Improving longer-term memory via wakeful rest in health and amnesia: evidence for memory consolidation
Item statusRestricted Access
Embargo end date31/12/2100
Alber, Jessica Lynne
A short wakeful rest immediately after new learning boosts verbal memory retention over several minutes. This memory boost is observed both in healthy people and in patients with amnesia, including patients with amnestic mild cognitive impairment (aMCI) and mild Alzheimer’s Disease (AD). Wakeful resting is hypothesized to boost memory by protecting the memory consolidation (strengthening) process from interfering sensory stimulation. The effect of a short wakeful rest immediately after new learning has, to this stage, been tested only over standard retention intervals (≤1 hour). The objectives of this PhD project were to: 1.) examine whether a short wakeful rest immediately after learning boosts memory over a longer retention interval (7 days) in healthy older adults (Experiment 1, Experiment 2) and aMCI/mild AD patients (Experiment 3) 2.) investigate whether intentional rehearsal is necessary and sufficient to boost memory during wakeful rest, over both short-term (15-minute) and long-term (7-day) delays (Experiment 4, 5 and 6) 3.) compare the effect of a short post-learning rest on retention as assessed via cued recall, free recall and recognition, both over short delays (15 minutes) and long delays (7 days and 4 weeks) (Experiments 4,5 and 7) 4.) examine whether a short wakeful rest immediately after learning boosts retention of real-life-like stimuli (face/name paired associates) in healthy older adults and aMCI/mild AD patients (Experiment 8, Experiment 9) In order to accomplish these aims, several samples of healthy adults and amnesic patients were tested, utilising a range of experimental designs.

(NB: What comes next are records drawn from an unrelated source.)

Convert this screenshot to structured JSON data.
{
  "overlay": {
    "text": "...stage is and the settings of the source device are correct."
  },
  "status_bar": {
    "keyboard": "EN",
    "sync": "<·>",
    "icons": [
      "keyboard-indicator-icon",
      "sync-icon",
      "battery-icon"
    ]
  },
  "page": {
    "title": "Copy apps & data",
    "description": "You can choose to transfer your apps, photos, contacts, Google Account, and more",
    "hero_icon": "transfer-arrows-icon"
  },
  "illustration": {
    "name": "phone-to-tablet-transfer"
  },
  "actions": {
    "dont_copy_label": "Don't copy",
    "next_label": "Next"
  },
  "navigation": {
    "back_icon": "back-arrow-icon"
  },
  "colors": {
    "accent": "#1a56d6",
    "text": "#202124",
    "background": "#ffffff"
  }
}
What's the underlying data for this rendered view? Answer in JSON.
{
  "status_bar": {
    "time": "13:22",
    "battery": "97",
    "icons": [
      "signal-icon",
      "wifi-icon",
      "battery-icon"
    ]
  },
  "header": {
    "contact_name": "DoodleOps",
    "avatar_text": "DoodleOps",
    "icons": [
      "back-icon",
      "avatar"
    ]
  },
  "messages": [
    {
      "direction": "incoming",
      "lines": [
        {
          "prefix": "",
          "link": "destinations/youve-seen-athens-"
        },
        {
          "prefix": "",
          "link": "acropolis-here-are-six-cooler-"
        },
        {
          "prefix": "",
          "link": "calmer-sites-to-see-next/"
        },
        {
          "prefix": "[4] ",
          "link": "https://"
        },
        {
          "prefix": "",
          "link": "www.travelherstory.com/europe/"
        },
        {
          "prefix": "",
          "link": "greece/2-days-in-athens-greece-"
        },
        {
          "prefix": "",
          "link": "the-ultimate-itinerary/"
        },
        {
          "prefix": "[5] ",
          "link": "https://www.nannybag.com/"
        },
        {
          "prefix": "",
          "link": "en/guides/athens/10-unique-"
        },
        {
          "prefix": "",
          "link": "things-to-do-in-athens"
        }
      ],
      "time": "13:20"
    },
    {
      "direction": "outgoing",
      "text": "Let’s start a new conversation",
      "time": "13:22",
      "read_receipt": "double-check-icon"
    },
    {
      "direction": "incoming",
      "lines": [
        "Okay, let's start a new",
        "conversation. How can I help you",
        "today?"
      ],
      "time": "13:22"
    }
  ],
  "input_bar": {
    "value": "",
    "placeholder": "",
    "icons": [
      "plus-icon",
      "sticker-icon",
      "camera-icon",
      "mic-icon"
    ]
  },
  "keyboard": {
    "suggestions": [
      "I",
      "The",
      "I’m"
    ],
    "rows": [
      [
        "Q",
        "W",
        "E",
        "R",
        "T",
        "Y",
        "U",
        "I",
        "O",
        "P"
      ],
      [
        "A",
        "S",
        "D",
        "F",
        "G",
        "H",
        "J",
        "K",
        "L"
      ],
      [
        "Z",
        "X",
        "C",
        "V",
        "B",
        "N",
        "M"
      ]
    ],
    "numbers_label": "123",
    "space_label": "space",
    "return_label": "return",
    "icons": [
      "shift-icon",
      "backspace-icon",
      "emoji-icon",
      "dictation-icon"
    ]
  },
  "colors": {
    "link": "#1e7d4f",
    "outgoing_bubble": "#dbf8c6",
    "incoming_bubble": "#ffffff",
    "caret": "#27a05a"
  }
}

In all experiments, the learning of new material was followed immediately (i) by a brief wakeful rest, or (ii) by a cognitively demanding task. A delayed memory test took place after a range of intervals. The results demonstrate a pronounced memory enhancement over 15-30 minutes and 7 days in aMCI/mild AD patients via a short post-learning wakeful rest. A similar, albeit less pronounced 7-day memory benefit via post-learning wakeful rest was found in healthy older adults. Moreover, it was found that post-learning wakeful resting boosted 7-day recognition memory in healthy older adults, even when the learned material could not be rehearsed intentionally. Although intentional rehearsal did provide a 7-day memory improvement in healthy older adults, the present results indicate that it is not necessary in order to enhance long-term recognition memory via wakeful resting. The long-lived memory benefit gained via post-learning wakeful rest was shown to last at least 4 weeks in healthy adults, and free recall tests were more sensitive to the post-learning delay manipulation than cued recall tests. Finally, healthy controls and aMCI/mild AD patients who were able to learn face/name pairs showed enhanced 30-minute retention of these stimuli following wakeful rest conditions. The present findings demonstrate that both clinical and non-clinical populations are able to retain more new information over long periods, if the time interval immediately after new learning is devoid of further sensory stimulation. These results contribute to a growing body of literature stipulating that minimizing sensory stimulation frees early memory consolidation resources, allowing for superior offline consolidation of verbal material over a standard (≤1 hour) interval. The findings of this thesis extend this hypothesis over (i) a longer interval and (ii) to real-life-like stimuli, and these results are examined in light of memory consolidation theory. Implications of the premise of retroactive interference as a mechanism of longer-term forgetting are discussed.